-- Available data --
○ ○ ○
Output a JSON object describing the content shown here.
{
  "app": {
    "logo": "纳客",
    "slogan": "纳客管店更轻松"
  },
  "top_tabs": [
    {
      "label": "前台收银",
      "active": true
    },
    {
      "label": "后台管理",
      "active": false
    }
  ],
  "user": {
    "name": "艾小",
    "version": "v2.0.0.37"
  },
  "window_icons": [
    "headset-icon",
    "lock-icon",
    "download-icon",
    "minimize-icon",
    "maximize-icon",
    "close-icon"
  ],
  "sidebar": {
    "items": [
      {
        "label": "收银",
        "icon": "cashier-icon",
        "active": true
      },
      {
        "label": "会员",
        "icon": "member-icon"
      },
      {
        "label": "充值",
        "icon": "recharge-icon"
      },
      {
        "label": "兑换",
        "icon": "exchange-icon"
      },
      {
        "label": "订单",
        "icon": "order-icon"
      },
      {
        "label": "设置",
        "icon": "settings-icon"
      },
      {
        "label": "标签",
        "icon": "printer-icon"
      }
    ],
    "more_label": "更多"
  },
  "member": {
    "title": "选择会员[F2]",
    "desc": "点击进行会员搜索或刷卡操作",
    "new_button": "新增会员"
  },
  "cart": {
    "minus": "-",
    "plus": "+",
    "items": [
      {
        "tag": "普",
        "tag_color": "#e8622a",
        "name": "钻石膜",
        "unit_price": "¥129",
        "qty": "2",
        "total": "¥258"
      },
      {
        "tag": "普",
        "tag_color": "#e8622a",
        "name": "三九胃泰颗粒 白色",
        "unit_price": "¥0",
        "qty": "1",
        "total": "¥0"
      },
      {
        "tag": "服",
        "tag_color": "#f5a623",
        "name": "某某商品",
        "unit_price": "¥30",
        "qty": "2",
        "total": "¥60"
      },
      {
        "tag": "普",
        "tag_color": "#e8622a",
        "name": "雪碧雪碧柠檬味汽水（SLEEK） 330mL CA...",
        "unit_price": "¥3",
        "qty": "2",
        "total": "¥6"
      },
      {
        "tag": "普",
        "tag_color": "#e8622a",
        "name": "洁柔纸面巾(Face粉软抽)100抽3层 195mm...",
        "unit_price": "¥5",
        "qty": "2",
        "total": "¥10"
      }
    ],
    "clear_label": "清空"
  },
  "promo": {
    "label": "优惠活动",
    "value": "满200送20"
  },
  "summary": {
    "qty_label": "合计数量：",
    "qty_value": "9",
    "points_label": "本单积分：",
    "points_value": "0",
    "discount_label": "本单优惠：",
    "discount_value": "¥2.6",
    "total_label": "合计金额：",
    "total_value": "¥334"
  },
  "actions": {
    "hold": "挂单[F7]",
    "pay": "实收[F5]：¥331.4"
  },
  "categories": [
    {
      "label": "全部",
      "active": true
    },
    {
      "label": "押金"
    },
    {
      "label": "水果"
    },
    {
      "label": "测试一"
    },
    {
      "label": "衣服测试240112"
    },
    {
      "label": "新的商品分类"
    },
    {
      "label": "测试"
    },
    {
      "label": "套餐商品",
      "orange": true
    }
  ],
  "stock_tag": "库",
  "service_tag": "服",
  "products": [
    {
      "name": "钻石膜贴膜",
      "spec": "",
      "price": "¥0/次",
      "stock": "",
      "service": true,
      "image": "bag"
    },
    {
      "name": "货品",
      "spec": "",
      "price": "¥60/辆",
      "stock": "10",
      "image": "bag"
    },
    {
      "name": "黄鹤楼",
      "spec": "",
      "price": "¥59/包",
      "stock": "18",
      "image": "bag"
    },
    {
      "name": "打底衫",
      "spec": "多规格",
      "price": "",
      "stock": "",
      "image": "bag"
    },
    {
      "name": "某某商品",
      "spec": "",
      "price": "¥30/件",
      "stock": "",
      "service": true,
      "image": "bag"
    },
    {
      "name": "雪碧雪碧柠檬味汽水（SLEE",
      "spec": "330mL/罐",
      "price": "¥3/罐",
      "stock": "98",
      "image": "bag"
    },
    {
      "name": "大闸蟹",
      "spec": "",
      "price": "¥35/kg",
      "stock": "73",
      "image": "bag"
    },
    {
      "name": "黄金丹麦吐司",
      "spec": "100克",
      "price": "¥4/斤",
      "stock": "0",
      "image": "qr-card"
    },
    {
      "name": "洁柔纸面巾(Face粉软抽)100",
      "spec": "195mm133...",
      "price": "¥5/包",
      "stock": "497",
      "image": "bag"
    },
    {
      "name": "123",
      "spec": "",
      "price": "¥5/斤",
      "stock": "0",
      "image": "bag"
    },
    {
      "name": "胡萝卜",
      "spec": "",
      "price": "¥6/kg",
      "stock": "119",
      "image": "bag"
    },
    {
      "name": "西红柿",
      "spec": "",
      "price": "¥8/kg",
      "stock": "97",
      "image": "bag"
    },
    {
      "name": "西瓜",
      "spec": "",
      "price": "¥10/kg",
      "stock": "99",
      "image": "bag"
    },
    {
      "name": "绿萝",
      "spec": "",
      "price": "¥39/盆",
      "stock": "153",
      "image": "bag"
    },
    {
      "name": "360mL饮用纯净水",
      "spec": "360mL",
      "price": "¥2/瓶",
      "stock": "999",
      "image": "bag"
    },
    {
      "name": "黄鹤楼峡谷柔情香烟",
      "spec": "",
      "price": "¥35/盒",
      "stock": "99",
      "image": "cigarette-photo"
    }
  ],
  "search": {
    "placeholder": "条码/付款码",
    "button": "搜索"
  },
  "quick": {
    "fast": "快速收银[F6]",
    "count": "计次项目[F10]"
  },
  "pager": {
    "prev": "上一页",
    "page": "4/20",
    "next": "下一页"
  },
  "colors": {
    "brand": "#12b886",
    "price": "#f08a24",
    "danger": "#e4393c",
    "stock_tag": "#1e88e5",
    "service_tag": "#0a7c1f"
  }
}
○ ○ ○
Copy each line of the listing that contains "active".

-- Output of the task --
      "active": true
      "active": false
        "active": true
      "active": true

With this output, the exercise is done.